There comes a time in every person's life where they begin to doubt God. Maybe it's after a tragedy, maybe it's because they think they have it all figured out. Regardless, that period of doubting God and his soverignty will come. And I think it's ordinary, healthy, and can be strengthening...as long as you don't let it end there. Doubt is not an end-it's just a step along the path.
When doubt comes, the rational and responsible person will want to find answers. They'll want to analyze and find out if this God whom they have worshipped all their lives is really true. And as they do that, they'll move along their path of doubt and eventually a realization, a change will come.
It might be easy and soft. It may be as loud as thunder. But the realization will come that somewhere along the line, that doubt disappeared and was replaced instead with a childlike trust. A trust that invites the real, ordinary, sane man to search deeper for the Truth. And maybe that will turn into what it did for Chesterton the man.
Not Chesterton the writer. Not Chesterton the playwright. Not Chesterton the poet. Chesterton the man.
Maybe it will turn into what it did for him- namely, orthodoxy.
"This is the thrilling romance of orthodoxy. People have fallen into a foolish habit of speaking of orthodoxy as something heavy, humdrum, and safe.
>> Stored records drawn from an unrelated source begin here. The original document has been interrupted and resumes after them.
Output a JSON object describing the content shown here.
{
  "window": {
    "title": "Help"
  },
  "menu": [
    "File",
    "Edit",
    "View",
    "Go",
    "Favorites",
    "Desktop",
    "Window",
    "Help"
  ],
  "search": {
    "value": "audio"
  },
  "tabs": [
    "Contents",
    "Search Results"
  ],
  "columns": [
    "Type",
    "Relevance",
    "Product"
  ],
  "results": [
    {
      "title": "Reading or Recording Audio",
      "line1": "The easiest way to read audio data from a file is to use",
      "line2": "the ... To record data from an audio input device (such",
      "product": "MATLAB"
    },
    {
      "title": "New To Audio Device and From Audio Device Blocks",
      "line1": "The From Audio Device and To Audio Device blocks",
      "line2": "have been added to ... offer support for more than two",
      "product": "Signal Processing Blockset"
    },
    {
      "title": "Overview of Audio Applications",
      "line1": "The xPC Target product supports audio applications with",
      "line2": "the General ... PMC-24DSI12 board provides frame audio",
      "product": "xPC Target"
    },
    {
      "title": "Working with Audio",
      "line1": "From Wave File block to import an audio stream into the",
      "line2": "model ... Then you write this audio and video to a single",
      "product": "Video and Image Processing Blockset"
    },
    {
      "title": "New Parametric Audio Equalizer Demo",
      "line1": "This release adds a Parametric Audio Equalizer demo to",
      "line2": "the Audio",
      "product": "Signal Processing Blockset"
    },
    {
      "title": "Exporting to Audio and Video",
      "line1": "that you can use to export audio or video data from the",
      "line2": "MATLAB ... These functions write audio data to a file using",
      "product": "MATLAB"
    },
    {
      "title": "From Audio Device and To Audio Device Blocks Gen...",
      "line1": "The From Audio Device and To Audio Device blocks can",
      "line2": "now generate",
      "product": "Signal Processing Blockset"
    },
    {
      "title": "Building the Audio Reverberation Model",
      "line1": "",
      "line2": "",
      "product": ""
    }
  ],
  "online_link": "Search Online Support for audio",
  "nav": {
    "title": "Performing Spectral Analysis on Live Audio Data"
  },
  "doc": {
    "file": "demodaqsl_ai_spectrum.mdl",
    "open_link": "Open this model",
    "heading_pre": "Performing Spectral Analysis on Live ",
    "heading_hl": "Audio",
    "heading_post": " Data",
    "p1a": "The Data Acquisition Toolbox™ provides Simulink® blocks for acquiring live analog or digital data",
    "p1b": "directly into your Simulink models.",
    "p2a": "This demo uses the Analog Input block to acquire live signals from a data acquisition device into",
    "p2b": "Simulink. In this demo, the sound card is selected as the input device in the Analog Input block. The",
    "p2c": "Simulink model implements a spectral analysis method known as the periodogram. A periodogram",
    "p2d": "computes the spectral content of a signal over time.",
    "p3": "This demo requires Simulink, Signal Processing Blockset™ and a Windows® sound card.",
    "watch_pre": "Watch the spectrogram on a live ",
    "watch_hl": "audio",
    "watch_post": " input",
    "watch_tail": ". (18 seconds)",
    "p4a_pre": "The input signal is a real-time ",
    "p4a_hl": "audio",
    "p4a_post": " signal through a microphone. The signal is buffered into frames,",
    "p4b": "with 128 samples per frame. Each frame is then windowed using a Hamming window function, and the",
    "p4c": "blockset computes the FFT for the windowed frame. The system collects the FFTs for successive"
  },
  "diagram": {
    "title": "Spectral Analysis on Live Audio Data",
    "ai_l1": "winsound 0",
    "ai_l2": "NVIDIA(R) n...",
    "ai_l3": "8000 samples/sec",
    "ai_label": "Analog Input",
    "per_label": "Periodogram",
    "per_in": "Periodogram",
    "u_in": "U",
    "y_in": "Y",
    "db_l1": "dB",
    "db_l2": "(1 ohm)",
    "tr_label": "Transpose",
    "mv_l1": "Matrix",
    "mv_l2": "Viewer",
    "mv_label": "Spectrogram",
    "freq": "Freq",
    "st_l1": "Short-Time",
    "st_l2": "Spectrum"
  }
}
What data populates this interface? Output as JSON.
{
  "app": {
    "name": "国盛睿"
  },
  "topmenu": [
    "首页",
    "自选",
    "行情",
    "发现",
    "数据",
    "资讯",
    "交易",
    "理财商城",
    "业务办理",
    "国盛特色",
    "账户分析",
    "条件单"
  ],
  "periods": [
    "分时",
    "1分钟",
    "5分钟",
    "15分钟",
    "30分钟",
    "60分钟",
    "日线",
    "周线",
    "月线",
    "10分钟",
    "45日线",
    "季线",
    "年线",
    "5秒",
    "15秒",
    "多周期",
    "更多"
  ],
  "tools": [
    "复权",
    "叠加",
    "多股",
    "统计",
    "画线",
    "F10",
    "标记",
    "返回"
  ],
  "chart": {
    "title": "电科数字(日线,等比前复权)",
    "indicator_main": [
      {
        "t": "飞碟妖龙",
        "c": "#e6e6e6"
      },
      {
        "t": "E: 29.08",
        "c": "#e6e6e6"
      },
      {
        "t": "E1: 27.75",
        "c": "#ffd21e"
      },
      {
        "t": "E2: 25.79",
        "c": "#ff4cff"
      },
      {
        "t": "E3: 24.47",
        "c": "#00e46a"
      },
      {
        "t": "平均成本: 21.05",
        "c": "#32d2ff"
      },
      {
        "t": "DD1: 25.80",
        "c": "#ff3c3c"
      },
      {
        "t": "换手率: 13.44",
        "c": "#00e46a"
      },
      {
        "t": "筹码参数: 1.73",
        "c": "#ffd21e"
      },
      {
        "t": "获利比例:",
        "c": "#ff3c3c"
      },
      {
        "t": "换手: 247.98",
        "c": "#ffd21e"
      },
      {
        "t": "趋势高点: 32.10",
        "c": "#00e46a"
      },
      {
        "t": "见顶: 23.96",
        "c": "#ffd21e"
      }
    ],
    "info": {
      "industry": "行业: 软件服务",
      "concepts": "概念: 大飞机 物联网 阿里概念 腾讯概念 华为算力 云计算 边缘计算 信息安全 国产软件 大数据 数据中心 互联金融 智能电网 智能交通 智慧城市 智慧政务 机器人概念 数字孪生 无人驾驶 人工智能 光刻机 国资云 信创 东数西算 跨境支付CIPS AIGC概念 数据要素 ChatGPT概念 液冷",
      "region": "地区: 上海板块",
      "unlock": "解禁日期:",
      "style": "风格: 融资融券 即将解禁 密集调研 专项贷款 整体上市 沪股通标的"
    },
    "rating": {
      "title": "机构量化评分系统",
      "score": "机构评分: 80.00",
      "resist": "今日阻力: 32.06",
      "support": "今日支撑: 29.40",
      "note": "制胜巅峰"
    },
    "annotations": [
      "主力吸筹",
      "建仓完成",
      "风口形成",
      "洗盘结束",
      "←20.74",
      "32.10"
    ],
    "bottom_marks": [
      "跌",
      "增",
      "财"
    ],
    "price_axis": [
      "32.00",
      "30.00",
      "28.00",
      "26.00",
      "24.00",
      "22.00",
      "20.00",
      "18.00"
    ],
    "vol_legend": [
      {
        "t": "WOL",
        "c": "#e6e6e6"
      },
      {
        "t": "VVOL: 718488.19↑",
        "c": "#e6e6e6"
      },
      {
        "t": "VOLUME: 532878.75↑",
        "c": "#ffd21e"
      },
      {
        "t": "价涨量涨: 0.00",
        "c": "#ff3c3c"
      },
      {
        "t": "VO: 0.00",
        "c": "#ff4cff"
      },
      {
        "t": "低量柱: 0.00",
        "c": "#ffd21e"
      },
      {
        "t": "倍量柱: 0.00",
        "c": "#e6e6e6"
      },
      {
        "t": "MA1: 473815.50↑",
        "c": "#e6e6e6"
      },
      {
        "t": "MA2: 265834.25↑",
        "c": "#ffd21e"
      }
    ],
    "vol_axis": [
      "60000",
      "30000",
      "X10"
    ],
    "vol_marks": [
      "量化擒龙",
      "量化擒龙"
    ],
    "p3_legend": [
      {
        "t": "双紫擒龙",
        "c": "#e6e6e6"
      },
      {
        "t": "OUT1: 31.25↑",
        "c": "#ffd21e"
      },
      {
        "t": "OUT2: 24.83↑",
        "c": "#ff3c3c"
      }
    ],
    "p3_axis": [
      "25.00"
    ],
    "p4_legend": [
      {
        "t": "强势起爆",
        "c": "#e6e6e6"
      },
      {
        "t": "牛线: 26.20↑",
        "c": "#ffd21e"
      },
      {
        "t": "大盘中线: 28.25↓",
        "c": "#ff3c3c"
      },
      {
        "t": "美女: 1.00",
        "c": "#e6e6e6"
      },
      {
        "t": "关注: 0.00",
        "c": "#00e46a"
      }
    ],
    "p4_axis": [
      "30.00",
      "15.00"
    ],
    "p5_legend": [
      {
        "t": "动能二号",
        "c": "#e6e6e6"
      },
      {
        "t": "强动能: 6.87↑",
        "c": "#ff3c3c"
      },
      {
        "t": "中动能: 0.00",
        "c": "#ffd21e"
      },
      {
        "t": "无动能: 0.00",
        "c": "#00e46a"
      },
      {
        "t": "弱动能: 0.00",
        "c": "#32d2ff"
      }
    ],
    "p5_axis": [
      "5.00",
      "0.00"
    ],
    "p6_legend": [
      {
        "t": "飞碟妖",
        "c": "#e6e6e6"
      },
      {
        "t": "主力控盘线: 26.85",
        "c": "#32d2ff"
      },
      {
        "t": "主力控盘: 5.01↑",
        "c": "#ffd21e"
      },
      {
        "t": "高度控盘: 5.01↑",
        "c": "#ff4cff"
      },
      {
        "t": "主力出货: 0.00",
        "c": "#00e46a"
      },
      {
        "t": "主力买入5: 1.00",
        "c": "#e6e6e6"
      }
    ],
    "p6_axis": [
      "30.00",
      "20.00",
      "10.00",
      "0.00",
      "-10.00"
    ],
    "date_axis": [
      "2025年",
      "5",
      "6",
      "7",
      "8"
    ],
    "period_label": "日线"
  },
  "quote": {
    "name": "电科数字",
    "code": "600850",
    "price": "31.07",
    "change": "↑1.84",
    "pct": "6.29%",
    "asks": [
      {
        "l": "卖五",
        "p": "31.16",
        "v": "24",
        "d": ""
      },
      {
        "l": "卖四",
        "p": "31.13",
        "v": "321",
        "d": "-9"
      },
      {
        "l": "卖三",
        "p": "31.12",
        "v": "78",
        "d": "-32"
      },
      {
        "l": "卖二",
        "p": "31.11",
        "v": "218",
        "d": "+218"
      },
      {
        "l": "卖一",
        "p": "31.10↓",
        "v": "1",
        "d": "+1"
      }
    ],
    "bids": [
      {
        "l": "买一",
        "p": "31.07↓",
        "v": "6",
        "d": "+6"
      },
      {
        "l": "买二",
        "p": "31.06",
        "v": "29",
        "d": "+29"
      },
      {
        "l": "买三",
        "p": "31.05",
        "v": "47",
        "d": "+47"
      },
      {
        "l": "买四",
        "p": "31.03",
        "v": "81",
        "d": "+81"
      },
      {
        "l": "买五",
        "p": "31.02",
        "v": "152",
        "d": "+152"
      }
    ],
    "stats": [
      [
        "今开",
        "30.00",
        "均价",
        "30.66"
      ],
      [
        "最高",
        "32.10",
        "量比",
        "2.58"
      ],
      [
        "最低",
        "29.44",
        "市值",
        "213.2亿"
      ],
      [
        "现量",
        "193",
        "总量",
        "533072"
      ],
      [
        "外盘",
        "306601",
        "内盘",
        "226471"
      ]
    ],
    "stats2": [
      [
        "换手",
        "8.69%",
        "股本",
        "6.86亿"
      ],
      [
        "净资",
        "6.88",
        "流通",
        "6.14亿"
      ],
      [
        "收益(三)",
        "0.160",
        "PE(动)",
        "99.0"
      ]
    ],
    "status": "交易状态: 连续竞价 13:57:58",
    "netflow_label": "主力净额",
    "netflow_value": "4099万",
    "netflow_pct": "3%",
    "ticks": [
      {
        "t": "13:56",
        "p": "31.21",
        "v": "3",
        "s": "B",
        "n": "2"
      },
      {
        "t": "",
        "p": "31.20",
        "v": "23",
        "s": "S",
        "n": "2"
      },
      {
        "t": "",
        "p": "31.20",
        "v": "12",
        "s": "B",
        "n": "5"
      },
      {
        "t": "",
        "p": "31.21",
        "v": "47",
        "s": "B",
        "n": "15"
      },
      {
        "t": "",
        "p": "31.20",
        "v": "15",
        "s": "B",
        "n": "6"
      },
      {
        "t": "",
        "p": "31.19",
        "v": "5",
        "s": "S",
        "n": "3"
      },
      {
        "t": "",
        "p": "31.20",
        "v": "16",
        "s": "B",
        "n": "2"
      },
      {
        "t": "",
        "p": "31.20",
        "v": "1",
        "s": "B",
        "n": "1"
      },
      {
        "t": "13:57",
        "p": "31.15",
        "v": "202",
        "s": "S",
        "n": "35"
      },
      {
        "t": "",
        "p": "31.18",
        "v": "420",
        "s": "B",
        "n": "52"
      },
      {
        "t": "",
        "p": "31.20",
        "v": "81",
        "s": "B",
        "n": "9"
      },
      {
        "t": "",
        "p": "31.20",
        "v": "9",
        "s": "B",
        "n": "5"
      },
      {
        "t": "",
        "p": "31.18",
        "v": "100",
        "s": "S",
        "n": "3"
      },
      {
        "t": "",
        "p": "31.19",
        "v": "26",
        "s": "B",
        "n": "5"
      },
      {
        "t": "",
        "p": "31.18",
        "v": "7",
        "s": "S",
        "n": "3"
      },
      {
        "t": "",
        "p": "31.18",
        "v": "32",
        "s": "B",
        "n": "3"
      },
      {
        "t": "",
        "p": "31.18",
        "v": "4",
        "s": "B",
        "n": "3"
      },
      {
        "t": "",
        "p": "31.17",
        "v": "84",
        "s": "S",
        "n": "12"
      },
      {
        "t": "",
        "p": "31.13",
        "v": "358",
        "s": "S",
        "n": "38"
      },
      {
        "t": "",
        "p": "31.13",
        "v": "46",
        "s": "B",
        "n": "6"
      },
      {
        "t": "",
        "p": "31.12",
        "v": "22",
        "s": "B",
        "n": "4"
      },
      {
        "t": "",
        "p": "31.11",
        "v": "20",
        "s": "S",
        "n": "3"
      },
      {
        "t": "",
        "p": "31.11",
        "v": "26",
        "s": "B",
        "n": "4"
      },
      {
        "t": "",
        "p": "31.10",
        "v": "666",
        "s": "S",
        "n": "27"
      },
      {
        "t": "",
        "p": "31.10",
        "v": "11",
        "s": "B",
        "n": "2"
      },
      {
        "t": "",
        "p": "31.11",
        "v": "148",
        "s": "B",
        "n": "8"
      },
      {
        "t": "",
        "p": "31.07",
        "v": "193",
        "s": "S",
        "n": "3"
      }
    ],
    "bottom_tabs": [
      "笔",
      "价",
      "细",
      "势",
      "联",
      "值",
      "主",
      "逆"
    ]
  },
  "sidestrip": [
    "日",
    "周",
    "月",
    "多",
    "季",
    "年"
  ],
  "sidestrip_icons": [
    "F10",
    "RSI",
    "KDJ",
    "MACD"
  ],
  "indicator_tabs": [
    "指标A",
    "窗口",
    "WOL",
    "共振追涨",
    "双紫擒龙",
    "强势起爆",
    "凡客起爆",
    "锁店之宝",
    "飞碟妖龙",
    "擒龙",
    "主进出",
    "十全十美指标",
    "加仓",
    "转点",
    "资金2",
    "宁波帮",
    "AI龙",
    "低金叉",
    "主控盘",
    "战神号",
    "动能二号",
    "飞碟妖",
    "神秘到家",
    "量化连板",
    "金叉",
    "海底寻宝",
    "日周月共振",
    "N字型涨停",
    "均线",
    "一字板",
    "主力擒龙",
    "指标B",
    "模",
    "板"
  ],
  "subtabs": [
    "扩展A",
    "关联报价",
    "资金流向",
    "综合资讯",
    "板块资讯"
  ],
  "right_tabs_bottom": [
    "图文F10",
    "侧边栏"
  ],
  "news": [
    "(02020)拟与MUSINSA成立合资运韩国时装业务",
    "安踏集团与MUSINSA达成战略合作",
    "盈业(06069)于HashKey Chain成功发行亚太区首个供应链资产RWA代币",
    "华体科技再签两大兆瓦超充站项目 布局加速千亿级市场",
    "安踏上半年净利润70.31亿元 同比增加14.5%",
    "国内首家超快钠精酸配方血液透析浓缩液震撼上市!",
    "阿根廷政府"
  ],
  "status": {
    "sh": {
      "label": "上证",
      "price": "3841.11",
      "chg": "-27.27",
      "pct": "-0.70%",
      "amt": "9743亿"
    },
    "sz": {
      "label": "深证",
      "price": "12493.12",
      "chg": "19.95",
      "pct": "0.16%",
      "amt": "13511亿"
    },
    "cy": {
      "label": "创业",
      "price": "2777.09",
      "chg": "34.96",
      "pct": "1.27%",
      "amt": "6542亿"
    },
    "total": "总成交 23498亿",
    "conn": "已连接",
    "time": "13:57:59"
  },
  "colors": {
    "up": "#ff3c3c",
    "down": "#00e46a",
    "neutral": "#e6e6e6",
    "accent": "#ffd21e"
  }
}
There was never anything so perilous or so exciting as orthodoxy. It was sanity- and to be sane is more dramatic than to be mad."